The Nave

The Nave

You will enter the church by the North door. The most striking feature you will notice, as you look to your left, is the view up the nave to the chancel and the sanctuary. Let you eyes follow the length of the chancel aisle, rising ever higher to the cross on the altar. The perspective of height and distance is due to the successive levels of steps: two from the nave to the chancel, two more half-way to the sanctuary and three more to the alter rails. This is said to be due to the slope of the ground. You may prefer to believe that it intentionally draws your eyes upward and into the distance.

Look behind you at the board and iron-studded door, with, its ‘bullet’ holes aprocriphally left by Cromwellian soldier. Above the door is a very interesting window, which is visible only from the interior of the church. The window is the original double-splayed Saxon one. Traces of a second window can be seen in the north wall about 16’ east. Also in the north wall are two conspicuous features: the arch of the door-way blocked-up in the 12th. Century and a consecration cross probably dating from the same time.

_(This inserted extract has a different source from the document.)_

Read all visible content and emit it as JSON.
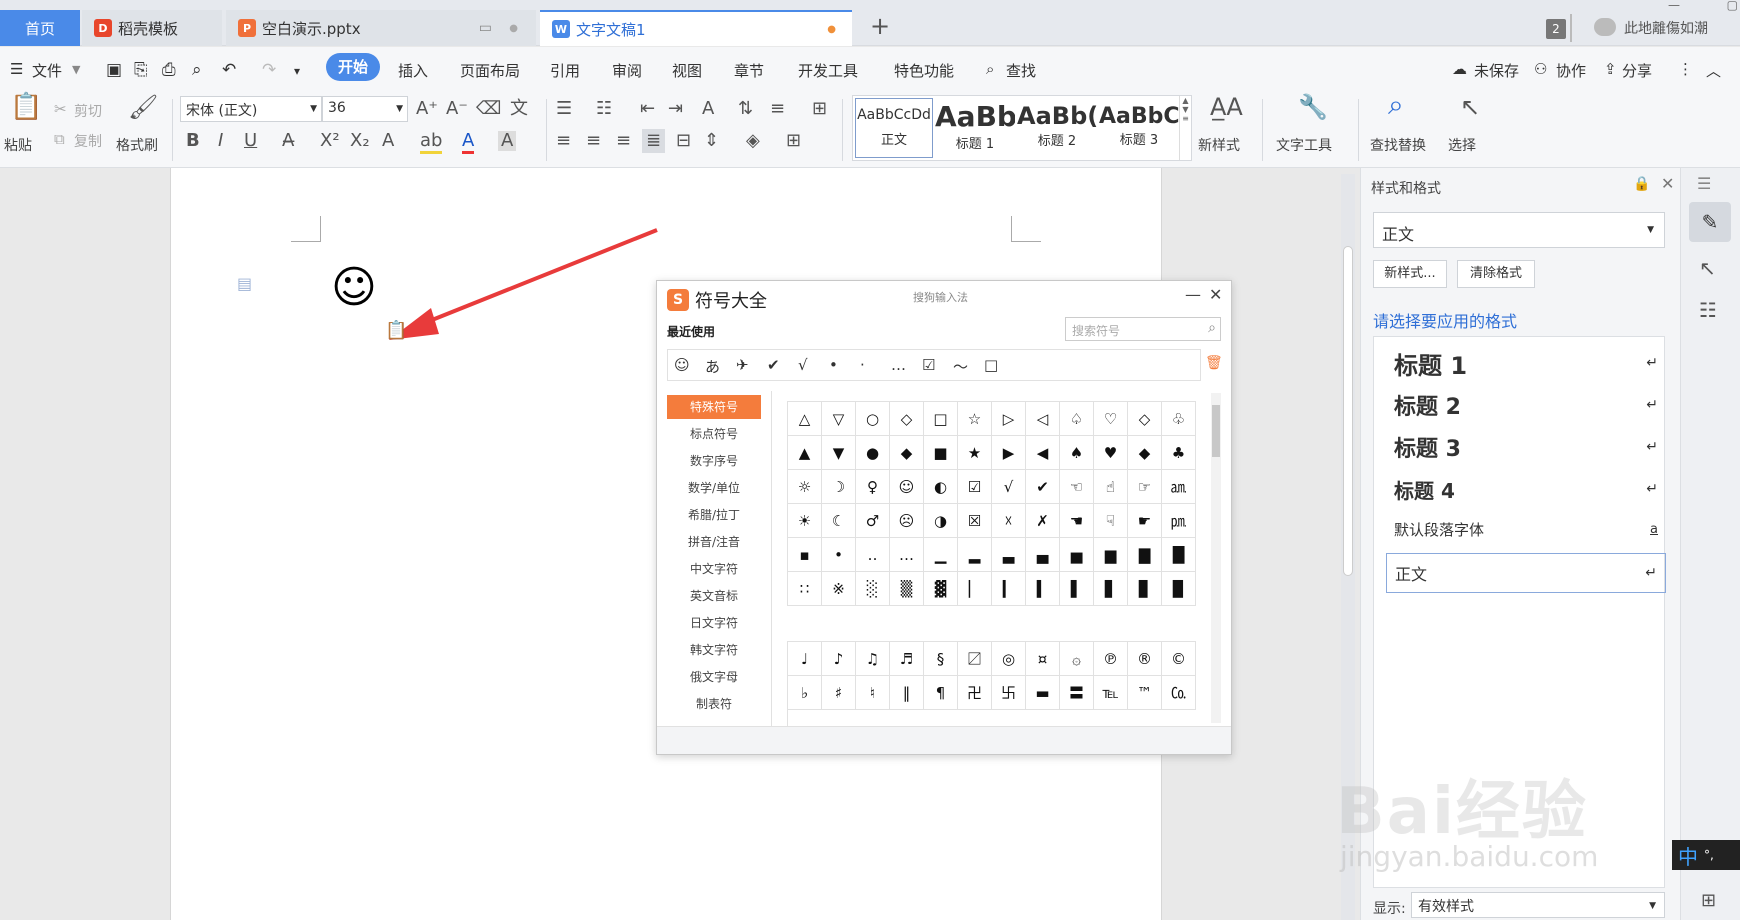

Note also the corbels on the tops of the pillars forming the nave arcade; one portraying the chubby face of a man; the other a man with a curious beard, holding his hands to his ears. Both are early workmanship and notable for their primitive vigour.